----- Records provided

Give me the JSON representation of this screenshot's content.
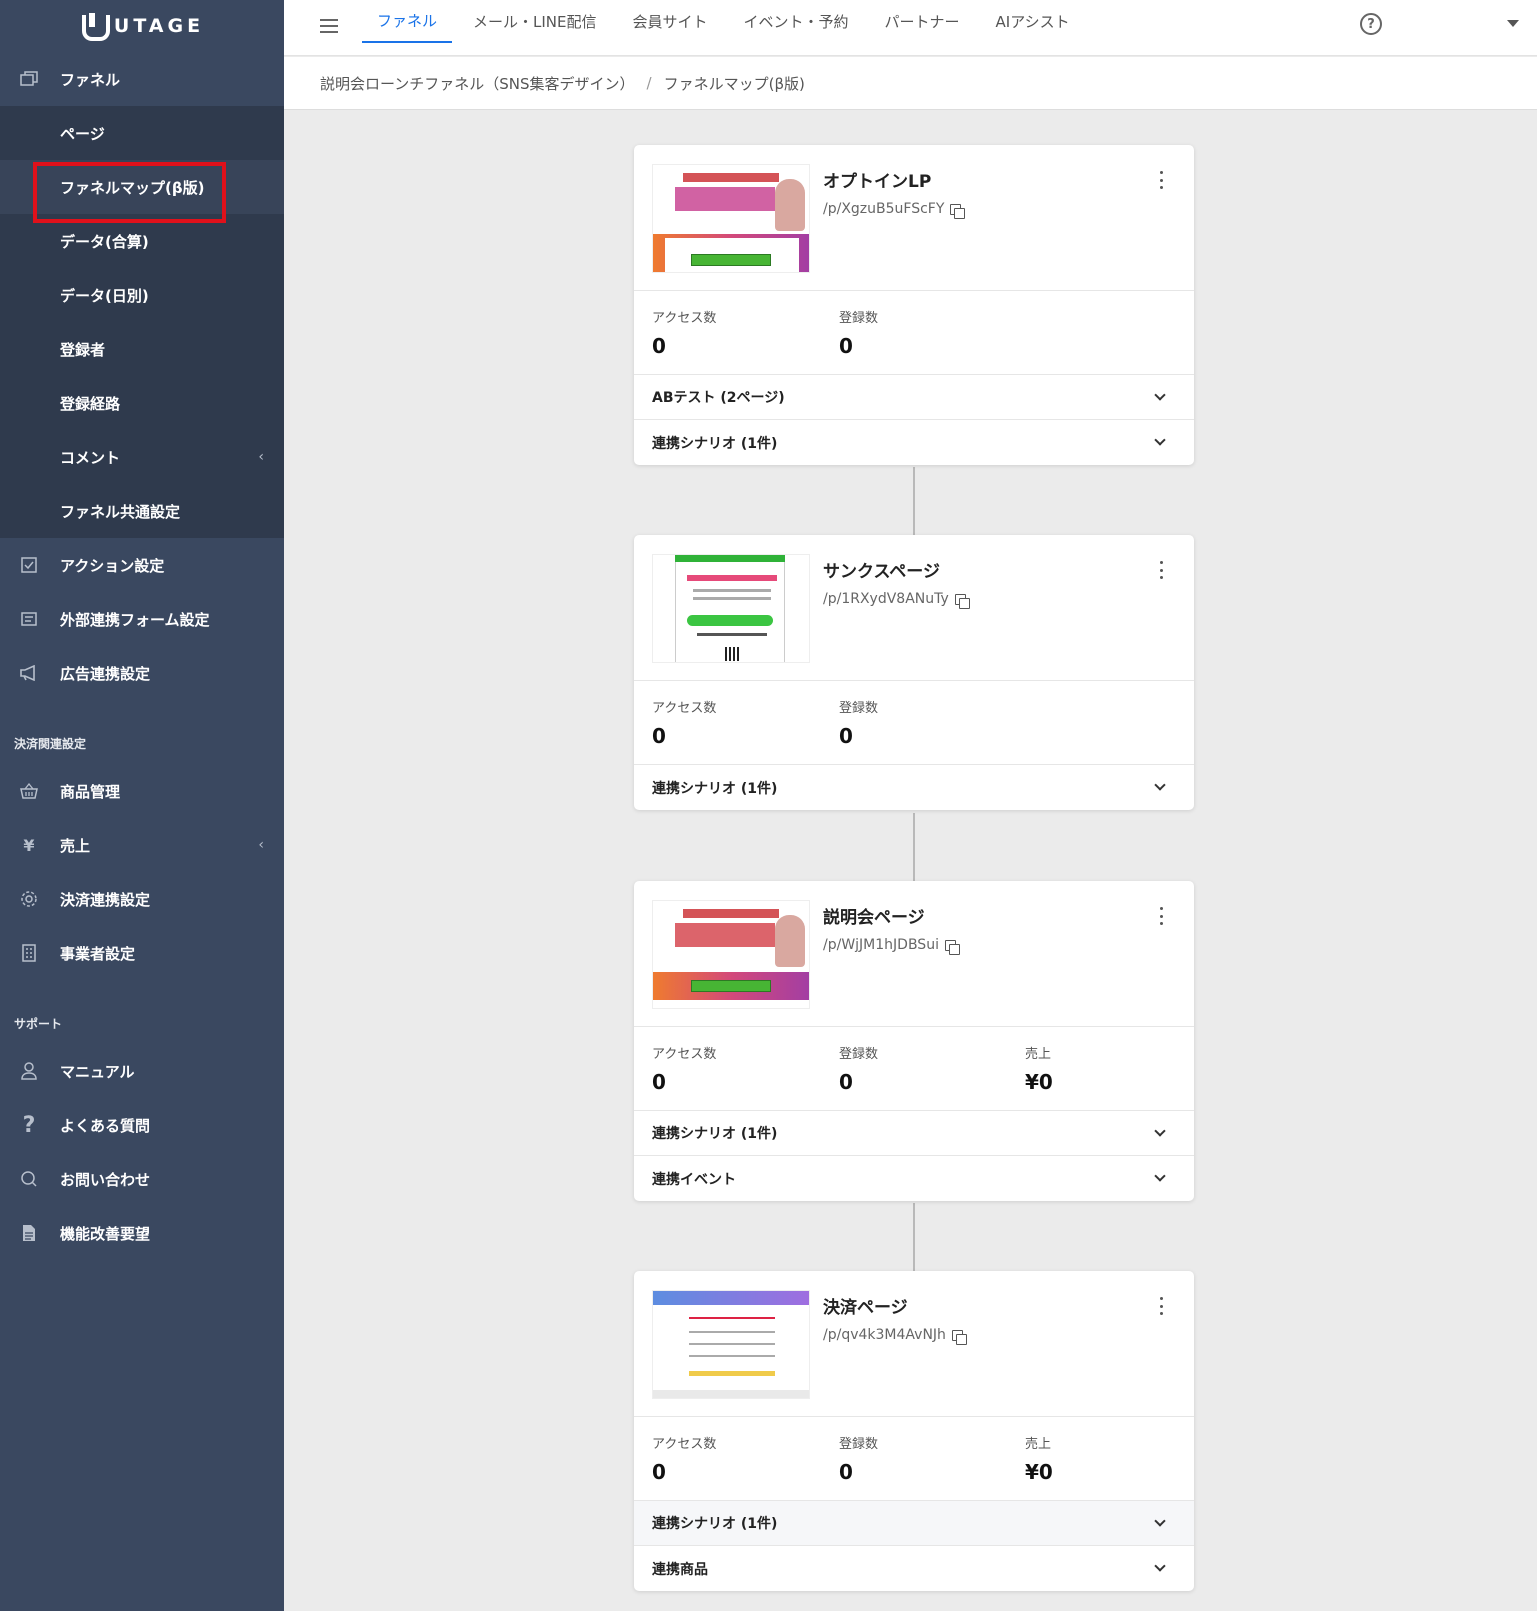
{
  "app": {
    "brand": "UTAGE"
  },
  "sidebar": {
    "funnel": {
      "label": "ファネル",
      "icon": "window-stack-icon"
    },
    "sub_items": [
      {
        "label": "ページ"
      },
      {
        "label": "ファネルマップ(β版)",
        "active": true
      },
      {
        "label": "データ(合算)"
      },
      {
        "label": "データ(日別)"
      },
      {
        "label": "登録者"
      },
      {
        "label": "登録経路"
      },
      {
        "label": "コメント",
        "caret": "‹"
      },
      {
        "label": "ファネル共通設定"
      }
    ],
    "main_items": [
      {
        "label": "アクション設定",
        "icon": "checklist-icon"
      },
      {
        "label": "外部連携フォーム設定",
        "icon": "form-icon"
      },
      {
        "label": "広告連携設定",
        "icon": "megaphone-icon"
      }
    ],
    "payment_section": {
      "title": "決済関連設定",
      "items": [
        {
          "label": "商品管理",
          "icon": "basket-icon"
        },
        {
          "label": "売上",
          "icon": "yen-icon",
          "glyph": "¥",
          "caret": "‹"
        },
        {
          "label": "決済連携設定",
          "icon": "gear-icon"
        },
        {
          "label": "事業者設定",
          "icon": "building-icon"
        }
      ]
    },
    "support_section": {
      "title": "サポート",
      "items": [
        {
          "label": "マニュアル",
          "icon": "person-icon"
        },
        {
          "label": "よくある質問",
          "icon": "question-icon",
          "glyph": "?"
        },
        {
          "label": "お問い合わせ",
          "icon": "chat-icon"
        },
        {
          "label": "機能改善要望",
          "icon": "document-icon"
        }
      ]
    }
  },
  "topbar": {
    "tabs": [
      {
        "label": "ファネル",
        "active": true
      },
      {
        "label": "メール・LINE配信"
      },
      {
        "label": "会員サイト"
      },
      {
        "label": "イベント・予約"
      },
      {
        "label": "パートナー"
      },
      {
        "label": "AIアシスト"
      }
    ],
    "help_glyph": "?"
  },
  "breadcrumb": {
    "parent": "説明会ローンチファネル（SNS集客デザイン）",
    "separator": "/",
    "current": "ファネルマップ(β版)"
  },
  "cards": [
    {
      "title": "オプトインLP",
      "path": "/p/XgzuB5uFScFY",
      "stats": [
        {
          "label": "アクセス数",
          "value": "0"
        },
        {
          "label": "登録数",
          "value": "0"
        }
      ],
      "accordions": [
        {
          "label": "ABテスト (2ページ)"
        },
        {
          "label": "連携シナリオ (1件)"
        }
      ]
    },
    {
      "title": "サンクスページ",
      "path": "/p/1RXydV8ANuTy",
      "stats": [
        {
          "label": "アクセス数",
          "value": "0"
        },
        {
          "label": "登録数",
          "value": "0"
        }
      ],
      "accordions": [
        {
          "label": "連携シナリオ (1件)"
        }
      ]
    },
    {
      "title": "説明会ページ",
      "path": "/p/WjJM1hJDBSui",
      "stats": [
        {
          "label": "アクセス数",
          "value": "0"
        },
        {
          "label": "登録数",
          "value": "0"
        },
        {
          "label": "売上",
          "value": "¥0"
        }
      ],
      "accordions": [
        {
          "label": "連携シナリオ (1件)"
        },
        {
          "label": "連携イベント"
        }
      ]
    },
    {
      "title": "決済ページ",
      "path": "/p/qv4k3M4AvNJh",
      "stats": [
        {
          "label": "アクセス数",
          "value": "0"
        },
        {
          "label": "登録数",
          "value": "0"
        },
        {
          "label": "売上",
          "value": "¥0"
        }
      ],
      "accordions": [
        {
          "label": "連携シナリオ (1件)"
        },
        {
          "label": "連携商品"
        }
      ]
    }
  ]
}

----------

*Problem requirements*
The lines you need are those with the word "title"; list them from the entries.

*The answer*
      "title": "決済関連設定",
      "title": "サポート",
      "title": "オプトインLP",
      "title": "サンクスページ",
      "title": "説明会ページ",
      "title": "決済ページ",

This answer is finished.